#2- "It's not the form that dictates the color, but the color that brings out the form"
This is about the difference between optical and local color. Namely, the color we see, rather than what we think the color is intellectually. Don't paint what you think an apple looks like (red), but instead practice seeing, so that you can paint what you see, even if it doesn't agree with what your mind presumes is true. A red apple that is brightly lit may come off as orange or yellow, instead of pale ("brighter") red.
Minutes 21:00- end
As watercolorists, IMO, we can skip minutes 14-21. This is where she spends a reasonable amount of time talking about materials. A lot of this doesn't apply to watercolorists, because she's discussing the details oil paints and how they work. Does she touch on having a warm and a cool of each hue? Yes. Does she note that painting with paints, instead of reading about colors, is the best way to learn color theory? Yep. But other than that, for us as watercolorists, we can skip to the 20 minute mark.
From here on out, Mary goes into a series of broadly applicable concepts, and shows some wonderful examples of how value and color can be used to express light, rather than value alone. The idea is to manipulate- 1) value, 2) intensity, and 3) temperature. She presents the idea of pre-mixing your colors, to help build a cohesive color scheme. She shows us some on location photos, so we can see how she is interpreting things. Much like the Monet paintings I shared last time, she takes apart a small painting she's done, and shows us a bit of how it works by desaturating it. Yes, there are value differences hiding in there, but in much of her paintings, it's really color work that is making the difference- the comparative values of the colors she's using (colors have values!), the comparative intensity of the colors she's using (grays versus pure colors), and the temperatures of her colors (warms versus cools).
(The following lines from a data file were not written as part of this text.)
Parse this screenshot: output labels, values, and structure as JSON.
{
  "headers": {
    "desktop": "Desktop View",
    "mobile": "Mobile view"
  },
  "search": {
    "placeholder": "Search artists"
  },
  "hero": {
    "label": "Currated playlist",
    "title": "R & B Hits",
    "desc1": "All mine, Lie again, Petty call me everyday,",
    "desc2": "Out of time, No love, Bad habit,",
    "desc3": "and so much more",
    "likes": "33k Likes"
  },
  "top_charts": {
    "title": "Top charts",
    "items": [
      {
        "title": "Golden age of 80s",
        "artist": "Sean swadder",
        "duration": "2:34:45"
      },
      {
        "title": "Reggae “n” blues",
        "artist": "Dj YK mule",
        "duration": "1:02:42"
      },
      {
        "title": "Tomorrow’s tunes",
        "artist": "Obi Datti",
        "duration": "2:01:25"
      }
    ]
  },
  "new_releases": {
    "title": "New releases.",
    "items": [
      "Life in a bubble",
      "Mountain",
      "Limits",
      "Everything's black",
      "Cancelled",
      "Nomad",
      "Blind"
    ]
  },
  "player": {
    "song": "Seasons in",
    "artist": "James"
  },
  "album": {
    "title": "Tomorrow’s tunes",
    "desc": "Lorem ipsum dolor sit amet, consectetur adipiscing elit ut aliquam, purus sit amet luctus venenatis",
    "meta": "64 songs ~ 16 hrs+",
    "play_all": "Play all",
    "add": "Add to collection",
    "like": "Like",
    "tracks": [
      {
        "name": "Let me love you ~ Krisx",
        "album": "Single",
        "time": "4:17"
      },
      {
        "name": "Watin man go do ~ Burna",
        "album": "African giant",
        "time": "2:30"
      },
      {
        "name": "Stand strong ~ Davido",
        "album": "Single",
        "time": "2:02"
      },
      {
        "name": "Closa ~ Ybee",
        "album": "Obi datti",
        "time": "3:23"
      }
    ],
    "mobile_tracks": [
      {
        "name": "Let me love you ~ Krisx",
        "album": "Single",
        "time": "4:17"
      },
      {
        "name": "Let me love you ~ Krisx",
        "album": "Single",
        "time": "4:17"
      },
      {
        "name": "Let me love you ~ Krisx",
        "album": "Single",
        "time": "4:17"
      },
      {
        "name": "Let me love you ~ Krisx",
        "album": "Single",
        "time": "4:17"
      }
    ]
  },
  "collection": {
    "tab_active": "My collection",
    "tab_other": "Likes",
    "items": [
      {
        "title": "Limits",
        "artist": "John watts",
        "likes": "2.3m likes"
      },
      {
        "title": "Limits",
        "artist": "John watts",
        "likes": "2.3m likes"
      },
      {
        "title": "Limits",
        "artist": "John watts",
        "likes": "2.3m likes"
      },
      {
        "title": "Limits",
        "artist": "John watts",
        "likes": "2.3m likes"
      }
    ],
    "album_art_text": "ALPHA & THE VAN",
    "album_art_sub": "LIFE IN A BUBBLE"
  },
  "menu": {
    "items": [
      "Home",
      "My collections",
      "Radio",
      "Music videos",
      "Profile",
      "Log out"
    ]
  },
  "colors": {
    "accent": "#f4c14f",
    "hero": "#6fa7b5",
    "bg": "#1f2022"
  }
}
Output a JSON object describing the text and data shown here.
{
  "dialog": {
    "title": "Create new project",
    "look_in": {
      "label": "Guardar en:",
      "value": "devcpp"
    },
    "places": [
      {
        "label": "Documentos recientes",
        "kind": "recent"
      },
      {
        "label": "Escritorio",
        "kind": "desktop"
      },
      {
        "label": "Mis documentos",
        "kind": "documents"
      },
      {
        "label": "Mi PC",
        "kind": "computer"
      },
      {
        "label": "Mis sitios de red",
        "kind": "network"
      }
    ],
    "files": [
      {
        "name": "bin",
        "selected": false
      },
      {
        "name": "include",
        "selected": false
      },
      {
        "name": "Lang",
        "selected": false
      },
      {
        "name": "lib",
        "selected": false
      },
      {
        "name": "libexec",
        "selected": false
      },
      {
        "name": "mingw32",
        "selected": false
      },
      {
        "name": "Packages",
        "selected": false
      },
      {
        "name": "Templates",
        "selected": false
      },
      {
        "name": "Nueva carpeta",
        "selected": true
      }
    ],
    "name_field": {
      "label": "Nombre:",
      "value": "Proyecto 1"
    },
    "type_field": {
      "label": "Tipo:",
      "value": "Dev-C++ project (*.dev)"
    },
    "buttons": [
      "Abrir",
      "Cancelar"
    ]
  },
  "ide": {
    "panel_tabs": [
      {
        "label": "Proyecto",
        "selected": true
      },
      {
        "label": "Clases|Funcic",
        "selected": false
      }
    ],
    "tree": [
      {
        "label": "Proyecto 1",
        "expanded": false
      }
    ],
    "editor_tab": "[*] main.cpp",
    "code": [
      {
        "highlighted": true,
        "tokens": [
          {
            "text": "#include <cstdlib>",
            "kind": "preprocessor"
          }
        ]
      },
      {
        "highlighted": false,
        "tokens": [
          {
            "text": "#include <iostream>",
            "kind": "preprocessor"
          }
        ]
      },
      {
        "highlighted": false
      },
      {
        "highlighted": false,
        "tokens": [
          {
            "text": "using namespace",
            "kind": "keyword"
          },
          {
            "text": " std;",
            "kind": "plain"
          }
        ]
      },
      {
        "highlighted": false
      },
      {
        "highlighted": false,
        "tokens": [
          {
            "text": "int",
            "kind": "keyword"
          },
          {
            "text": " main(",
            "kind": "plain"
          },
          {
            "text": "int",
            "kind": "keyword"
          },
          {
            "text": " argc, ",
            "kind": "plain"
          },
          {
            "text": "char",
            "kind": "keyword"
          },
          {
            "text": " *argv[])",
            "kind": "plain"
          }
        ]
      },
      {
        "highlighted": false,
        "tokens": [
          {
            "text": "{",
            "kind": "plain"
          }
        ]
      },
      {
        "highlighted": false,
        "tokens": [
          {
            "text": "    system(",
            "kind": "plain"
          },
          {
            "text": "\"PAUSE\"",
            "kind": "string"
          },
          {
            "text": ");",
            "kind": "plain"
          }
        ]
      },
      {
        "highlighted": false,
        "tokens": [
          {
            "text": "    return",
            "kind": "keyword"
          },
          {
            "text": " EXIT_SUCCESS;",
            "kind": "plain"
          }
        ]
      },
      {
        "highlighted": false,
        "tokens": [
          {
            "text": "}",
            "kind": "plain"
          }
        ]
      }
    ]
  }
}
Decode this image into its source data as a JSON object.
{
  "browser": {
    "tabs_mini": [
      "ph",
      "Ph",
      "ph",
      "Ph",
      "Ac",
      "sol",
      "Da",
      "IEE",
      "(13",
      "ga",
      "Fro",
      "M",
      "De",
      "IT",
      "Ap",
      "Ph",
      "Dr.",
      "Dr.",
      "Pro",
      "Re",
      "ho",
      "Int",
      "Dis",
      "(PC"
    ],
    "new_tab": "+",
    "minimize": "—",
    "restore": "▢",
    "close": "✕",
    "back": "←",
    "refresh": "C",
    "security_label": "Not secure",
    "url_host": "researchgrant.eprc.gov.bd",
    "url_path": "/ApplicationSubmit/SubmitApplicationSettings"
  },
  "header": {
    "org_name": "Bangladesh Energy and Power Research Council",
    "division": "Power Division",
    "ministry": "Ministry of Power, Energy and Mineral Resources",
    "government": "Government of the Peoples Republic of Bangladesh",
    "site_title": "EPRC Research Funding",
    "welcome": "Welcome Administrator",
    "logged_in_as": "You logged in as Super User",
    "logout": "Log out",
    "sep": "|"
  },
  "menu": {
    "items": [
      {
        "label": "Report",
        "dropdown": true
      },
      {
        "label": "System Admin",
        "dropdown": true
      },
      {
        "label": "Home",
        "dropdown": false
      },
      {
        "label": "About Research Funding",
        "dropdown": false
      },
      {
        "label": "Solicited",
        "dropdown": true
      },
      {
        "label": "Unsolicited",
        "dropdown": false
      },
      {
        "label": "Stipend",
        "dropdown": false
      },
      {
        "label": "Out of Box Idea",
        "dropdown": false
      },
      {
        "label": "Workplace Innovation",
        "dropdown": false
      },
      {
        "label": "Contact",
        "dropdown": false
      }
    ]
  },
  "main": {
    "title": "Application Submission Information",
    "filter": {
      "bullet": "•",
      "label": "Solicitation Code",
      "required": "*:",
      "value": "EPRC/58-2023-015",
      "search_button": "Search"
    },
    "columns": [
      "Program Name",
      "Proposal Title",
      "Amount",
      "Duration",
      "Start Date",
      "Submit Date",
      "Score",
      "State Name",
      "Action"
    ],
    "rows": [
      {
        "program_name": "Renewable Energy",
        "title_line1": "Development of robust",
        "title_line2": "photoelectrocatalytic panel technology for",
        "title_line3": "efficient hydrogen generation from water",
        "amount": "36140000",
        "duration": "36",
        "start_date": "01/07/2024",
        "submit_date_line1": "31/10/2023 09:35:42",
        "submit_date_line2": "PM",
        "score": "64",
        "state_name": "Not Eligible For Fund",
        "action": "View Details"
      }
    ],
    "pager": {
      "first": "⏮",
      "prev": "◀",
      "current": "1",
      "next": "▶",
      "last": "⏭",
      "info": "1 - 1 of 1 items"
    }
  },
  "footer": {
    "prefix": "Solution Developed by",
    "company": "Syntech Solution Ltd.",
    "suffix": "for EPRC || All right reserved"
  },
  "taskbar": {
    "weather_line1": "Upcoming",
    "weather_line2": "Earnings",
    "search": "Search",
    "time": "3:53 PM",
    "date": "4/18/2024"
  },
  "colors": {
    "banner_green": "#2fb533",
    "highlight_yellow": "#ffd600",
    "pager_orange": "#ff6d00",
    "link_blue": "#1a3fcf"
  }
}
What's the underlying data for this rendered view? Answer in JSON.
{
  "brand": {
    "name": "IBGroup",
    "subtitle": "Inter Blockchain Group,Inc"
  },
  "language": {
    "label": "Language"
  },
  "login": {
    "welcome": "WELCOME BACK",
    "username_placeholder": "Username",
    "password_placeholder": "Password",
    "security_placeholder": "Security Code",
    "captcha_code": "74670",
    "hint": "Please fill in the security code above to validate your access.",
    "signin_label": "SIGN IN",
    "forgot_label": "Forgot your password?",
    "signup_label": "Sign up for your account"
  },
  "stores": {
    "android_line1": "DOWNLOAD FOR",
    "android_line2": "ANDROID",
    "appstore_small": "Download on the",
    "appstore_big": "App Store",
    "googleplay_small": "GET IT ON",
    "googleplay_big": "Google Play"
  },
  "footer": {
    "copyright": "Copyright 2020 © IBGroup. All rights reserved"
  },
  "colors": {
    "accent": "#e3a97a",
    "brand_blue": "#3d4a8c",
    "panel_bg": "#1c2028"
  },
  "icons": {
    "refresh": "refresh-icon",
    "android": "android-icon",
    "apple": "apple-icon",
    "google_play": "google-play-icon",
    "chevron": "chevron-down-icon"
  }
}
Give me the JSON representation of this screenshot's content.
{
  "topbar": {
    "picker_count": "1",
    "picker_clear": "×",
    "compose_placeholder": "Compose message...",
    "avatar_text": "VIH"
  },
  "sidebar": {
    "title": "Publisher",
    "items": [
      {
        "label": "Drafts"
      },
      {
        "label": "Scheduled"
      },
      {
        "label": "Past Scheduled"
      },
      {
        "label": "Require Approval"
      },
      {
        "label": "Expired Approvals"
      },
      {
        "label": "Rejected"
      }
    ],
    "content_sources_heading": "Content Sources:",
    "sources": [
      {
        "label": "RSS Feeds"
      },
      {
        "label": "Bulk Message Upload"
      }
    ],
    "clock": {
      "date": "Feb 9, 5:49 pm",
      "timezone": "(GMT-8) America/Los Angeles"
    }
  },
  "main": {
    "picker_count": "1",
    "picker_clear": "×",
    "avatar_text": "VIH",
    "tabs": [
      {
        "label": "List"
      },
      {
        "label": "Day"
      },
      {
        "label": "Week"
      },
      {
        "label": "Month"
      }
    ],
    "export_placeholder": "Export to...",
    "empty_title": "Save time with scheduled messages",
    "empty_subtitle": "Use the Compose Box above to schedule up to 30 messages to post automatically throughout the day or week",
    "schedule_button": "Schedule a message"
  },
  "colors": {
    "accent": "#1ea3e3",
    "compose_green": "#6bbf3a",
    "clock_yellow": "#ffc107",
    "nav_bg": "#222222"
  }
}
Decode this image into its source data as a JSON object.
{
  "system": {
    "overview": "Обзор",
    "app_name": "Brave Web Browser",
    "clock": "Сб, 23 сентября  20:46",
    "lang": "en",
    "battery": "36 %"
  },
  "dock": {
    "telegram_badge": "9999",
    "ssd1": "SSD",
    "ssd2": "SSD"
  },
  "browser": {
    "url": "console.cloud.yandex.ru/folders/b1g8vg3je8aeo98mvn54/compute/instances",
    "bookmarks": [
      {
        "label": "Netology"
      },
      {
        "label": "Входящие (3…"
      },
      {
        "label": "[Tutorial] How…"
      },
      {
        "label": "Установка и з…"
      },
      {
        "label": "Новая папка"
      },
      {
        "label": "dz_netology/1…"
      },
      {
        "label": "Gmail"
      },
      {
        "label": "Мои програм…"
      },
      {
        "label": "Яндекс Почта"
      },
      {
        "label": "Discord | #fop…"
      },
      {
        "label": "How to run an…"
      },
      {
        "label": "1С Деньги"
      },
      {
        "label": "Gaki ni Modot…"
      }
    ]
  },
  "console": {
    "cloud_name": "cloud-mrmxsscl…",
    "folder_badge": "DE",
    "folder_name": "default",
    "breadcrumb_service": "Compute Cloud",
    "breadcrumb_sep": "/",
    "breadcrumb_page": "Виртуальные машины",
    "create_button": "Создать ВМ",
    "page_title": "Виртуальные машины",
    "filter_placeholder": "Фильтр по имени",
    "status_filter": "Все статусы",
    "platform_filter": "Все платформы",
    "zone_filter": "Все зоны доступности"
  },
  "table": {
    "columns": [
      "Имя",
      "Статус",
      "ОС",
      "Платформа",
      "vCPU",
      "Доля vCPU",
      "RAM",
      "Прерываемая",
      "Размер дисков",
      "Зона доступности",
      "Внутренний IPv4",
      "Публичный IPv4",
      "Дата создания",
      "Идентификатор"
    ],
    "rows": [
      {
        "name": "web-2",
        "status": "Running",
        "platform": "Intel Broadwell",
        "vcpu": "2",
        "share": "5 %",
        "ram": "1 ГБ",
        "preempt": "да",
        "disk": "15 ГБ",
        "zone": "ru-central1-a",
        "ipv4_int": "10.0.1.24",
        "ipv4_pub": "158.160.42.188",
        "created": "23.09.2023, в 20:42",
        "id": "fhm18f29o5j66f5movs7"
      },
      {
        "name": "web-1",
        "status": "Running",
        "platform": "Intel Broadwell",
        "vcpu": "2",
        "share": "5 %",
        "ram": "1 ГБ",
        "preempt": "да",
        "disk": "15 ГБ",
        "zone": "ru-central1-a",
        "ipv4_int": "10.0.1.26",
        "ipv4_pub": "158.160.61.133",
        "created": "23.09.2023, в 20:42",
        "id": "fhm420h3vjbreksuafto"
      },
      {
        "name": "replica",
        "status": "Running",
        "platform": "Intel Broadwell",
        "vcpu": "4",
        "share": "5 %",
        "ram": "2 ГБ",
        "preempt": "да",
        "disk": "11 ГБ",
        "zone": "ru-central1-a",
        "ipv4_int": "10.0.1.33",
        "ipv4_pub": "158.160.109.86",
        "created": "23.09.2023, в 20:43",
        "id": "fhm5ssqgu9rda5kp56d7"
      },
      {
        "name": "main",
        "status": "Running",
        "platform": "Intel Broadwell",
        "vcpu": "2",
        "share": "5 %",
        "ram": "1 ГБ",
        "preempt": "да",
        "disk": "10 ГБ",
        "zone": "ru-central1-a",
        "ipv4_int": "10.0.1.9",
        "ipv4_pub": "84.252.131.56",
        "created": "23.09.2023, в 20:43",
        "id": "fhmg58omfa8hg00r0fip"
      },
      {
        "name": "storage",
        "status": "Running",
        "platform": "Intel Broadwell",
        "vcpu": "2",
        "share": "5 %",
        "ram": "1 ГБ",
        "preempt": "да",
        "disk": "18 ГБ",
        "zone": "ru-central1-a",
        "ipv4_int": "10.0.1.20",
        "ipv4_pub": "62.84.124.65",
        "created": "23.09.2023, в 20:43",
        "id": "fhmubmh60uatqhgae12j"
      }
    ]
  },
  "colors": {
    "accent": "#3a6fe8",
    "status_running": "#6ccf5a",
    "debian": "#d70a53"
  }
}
It's a very interesting video, and quite relevant to all artists working with color- including watercolorists!